ICE’s informed use of the driver’s license database for facial recognition comes amid an increase in calls from the Trump government to use immigration raids to identify and prosecute undocumented immigrants. President Donald Trump said last month that his government would launch a series of ICE raids sometime after July 4, and interim Secretary of Homeland Security Kevin McAleenan defended the practice and told ABC that “internal control of the laws “is part of the” balanced control process “.
ICE spokesman Matthew Bourke told CNN in a statement Monday that the department does not comment on investigative techniques, but has “the ability to collaborate with local, federal and international external agencies to obtain information that can help in the termination of the case and subsequent processing.”
“This is an established procedure that is consistent with other law enforcement agencies,” said Bourke.
The FBI referred CNN to Assistant Deputy Director Kimberly Del Greco in Congress last month. In a hearing before the House Commission on Reform and Oversight, Del Greco told lawmakers that technology and facial recognition practices were important “to preserve our nation’s freedoms, ensure our freedoms are protected and preserve our security. ”

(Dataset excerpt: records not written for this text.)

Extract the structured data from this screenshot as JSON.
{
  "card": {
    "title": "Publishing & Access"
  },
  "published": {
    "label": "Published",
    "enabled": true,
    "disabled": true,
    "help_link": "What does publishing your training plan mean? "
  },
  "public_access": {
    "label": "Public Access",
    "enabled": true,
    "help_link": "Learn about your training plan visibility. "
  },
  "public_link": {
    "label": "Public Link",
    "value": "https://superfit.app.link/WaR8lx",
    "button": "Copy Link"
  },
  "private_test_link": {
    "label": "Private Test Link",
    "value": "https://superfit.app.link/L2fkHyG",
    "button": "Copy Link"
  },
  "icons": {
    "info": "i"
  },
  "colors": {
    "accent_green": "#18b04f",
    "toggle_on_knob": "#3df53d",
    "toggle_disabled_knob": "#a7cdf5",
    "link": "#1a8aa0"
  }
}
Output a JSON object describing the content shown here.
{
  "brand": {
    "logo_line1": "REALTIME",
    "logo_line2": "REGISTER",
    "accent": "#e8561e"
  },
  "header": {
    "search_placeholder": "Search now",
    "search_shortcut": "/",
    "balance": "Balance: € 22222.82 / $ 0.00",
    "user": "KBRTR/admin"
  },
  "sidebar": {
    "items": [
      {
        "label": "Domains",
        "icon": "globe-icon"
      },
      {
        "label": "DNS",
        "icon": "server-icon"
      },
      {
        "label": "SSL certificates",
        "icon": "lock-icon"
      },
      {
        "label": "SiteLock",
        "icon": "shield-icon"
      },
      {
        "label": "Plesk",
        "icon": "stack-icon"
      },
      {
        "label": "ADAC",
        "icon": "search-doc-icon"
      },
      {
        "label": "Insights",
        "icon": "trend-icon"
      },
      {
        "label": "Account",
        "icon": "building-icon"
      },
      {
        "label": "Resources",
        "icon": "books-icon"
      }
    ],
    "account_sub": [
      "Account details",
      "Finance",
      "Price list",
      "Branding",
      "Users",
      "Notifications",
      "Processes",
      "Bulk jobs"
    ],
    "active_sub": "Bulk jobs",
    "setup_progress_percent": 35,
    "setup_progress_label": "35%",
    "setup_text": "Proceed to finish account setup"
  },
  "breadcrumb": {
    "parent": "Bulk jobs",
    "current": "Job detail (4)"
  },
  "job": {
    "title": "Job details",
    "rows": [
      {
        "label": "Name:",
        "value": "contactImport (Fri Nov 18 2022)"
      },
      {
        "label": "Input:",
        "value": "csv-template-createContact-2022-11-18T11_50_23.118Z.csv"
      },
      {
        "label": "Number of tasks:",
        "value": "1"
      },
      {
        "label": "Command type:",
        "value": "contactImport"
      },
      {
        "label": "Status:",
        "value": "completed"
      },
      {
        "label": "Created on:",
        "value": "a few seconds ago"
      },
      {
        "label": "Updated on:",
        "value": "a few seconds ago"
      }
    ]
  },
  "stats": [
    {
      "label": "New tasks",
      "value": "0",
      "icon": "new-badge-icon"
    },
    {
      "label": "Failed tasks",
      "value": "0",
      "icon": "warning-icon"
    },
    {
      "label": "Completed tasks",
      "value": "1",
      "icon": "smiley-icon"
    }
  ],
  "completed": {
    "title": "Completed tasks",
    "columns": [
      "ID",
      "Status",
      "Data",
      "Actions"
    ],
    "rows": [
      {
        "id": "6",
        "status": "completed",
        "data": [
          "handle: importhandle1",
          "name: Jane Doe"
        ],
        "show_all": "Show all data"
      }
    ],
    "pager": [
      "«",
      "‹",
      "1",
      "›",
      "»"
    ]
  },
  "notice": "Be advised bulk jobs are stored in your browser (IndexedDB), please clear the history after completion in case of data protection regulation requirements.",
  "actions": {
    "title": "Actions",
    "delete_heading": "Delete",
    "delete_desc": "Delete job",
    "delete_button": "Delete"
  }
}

According to The New York Times , which also obtained the documents of the Georgetown researchers, this is the “first known example of ICE that uses facial recognition technology to scan the databases of state driver licenses, including photos of legal residents and citizens. ”
Harrison Rudolph, an associate of the Center for Privacy and Technology, told the Times that the states “never approved the laws that authorize ICE to immerse themselves in driver license databases that use facial recognition to search for people.”
“These states have never told undocumented people that when they apply for a driver’s license they are also giving their face to ICE,” he told the Times . “That’s a huge cat for a hare.”
The practice has also raised concerns about the privacy of Democratic and Republican lawmakers.
The chairman of the Oversight Committee of the House of Representatives, Elijah Cummings, told the Washington Post in a statement that law enforcement’s access to state databases “is often done in the shadows without consent.”
According to a report from the Government Accountability Office, the FBI has conducted more than 390,000 searches of facial recognition since 2011. The Washington Post reported that those searches “are often conducted without anything more formal than an email from a federal agent to a local contact.”
Yolonda Kerr is a general assignment reporter at The Grand Newsstand. She has covered sports, entertainment and many other beats in her journalism career, and has lived in San Francisco for more than 8 years. Yolonda has appeared periodically on national television shows and has been published in (among others) NPR, Politico, The Atlantic, Harper’s, Wired.com, Vice and Salon.com.